What is to be done? For the IOC, the Greek government, the Bush Administration and the U.S. Olympic Committee which have all given the go-ahead for the Games, the dye is cast. All national Olympic Committees have a duty to be candid with their athletes and fans about the risks, but these organizations suffer from an inherent conflict of interest on participation at the Games. For athletes who may see the Athens Olympics as their chance of a lifetime, it is hard to give up that chance for what may prove a phantom danger. Many fans have already made a choice not to watch these Games in person to avoid any threat. The Greek police will be blamed if they fail to prevent an attack and blamed for inhibiting normal Games if no attack happens. They are vigorously searching for threats, including among the migrant Moslem population. One can only hope the Greek political authorities have given the police the maximum latitude and support in their thankless task, and also hope for something very important in police work - good luck.
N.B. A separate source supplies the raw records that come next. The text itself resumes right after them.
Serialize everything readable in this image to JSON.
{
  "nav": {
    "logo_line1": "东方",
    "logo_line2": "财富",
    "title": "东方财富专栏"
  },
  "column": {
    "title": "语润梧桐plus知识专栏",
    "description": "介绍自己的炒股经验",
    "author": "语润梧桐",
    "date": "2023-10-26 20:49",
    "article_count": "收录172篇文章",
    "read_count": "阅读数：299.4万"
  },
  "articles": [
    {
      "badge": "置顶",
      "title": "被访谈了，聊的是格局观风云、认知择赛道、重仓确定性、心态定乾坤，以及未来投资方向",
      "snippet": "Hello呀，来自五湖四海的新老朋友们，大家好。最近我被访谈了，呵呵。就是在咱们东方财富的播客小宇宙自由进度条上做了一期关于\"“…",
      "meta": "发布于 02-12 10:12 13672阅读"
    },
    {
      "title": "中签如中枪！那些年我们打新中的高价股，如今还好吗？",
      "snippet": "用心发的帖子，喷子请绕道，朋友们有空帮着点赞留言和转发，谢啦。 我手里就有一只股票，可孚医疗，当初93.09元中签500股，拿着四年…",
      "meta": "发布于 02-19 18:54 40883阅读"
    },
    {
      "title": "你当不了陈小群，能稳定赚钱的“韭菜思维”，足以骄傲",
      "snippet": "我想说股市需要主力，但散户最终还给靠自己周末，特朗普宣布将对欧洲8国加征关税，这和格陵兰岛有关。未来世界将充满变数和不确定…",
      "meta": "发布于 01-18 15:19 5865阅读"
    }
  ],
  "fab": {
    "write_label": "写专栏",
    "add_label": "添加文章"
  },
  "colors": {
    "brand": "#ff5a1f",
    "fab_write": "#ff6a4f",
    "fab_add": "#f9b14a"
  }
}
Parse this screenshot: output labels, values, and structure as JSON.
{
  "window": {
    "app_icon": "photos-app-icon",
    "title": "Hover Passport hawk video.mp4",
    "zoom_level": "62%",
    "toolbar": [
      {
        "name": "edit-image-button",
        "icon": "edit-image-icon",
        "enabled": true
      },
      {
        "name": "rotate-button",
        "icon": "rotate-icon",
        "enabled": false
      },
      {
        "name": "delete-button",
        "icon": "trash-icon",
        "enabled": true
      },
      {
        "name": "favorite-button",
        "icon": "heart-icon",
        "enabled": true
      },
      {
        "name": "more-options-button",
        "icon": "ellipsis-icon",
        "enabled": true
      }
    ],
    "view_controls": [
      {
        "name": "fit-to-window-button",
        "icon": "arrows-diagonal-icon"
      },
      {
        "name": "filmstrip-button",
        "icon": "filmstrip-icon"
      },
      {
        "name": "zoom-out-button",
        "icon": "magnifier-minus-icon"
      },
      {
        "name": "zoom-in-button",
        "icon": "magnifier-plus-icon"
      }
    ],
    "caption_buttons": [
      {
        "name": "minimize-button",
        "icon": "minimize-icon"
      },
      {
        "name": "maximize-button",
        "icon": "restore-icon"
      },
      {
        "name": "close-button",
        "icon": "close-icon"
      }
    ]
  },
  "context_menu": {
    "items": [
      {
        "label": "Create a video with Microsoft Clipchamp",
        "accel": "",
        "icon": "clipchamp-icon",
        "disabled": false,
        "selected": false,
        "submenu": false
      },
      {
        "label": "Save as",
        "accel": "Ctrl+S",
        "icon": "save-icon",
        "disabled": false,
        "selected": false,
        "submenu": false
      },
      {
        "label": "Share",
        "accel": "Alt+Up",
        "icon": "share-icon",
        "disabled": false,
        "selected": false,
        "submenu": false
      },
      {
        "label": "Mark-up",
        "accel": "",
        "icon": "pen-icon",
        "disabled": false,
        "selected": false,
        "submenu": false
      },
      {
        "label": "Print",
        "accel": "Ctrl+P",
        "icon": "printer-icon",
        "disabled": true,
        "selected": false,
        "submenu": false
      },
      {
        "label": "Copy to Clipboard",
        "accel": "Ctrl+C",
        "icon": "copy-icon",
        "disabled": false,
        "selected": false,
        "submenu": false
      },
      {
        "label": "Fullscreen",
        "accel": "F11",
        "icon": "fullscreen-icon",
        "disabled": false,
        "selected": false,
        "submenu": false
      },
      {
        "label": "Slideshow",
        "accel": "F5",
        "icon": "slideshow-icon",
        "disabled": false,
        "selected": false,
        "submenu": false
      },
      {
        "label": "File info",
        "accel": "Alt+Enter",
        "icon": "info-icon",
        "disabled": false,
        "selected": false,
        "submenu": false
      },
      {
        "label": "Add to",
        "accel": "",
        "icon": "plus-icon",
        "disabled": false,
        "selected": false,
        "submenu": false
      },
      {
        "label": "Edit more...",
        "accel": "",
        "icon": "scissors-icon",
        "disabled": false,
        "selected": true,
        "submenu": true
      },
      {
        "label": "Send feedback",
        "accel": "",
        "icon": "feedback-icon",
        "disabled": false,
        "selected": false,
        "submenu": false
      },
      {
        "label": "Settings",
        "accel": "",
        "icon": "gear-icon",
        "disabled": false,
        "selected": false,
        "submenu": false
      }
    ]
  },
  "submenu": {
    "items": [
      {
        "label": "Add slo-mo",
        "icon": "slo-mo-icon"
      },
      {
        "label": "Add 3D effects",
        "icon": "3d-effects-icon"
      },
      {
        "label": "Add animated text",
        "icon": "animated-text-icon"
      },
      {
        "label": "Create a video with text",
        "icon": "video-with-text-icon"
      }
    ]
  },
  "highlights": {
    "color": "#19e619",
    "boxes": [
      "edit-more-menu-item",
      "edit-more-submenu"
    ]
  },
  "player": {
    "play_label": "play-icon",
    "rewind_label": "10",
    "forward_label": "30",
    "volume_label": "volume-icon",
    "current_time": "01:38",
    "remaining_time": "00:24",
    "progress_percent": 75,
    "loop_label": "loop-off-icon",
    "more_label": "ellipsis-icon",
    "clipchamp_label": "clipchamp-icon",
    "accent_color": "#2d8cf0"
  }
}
Realistically, however, despite the vast effort and expense by the defenders, the fate of the 2004 Olympic Summer Games remains at the mercy of Al Qaeda.
Wayne Merry is a former State Department and Pentagon official and now a Senior Associate at the American Foreign Policy Council in Washington.